==== Data listing

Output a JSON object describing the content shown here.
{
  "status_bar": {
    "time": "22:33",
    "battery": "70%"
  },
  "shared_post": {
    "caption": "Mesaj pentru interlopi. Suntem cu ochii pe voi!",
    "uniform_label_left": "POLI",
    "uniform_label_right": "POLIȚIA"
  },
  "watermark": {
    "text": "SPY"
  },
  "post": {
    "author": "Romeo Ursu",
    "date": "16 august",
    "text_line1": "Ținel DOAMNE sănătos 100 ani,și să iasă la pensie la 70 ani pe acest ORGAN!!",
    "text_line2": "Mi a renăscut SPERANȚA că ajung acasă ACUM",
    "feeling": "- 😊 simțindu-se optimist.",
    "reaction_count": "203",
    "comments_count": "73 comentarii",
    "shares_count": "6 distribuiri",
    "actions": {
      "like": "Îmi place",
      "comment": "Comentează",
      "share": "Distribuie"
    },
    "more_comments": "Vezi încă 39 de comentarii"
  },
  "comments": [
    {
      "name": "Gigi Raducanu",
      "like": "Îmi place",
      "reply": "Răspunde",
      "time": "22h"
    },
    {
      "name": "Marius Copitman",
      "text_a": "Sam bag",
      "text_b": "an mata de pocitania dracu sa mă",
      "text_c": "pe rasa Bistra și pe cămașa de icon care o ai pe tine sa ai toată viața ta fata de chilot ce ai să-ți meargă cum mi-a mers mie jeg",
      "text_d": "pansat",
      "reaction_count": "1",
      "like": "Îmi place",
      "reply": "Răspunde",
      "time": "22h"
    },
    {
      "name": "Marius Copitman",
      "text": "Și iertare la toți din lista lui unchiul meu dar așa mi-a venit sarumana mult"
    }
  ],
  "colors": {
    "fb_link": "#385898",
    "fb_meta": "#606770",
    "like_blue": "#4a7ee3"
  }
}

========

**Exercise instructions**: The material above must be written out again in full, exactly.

**Result of the exercise**:
Output a JSON object describing the content shown here.
{
  "status_bar": {
    "time": "22:33",
    "battery": "70%"
  },
  "shared_post": {
    "caption": "Mesaj pentru interlopi. Suntem cu ochii pe voi!",
    "uniform_label_left": "POLI",
    "uniform_label_right": "POLIȚIA"
  },
  "watermark": {
    "text": "SPY"
  },
  "post": {
    "author": "Romeo Ursu",
    "date": "16 august",
    "text_line1": "Ținel DOAMNE sănătos 100 ani,și să iasă la pensie la 70 ani pe acest ORGAN!!",
    "text_line2": "Mi a renăscut SPERANȚA că ajung acasă ACUM",
    "feeling": "- 😊 simțindu-se optimist.",
    "reaction_count": "203",
    "comments_count": "73 comentarii",
    "shares_count": "6 distribuiri",
    "actions": {
      "like": "Îmi place",
      "comment": "Comentează",
      "share": "Distribuie"
    },
    "more_comments": "Vezi încă 39 de comentarii"
  },
  "comments": [
    {
      "name": "Gigi Raducanu",
      "like": "Îmi place",
      "reply": "Răspunde",
      "time": "22h"
    },
    {
      "name": "Marius Copitman",
      "text_a": "Sam bag",
      "text_b": "an mata de pocitania dracu sa mă",
      "text_c": "pe rasa Bistra și pe cămașa de icon care o ai pe tine sa ai toată viața ta fata de chilot ce ai să-ți meargă cum mi-a mers mie jeg",
      "text_d": "pansat",
      "reaction_count": "1",
      "like": "Îmi place",
      "reply": "Răspunde",
      "time": "22h"
    },
    {
      "name": "Marius Copitman",
      "text": "Și iertare la toți din lista lui unchiul meu dar așa mi-a venit sarumana mult"
    }
  ],
  "colors": {
    "fb_link": "#385898",
    "fb_meta": "#606770",
    "like_blue": "#4a7ee3"
  }
}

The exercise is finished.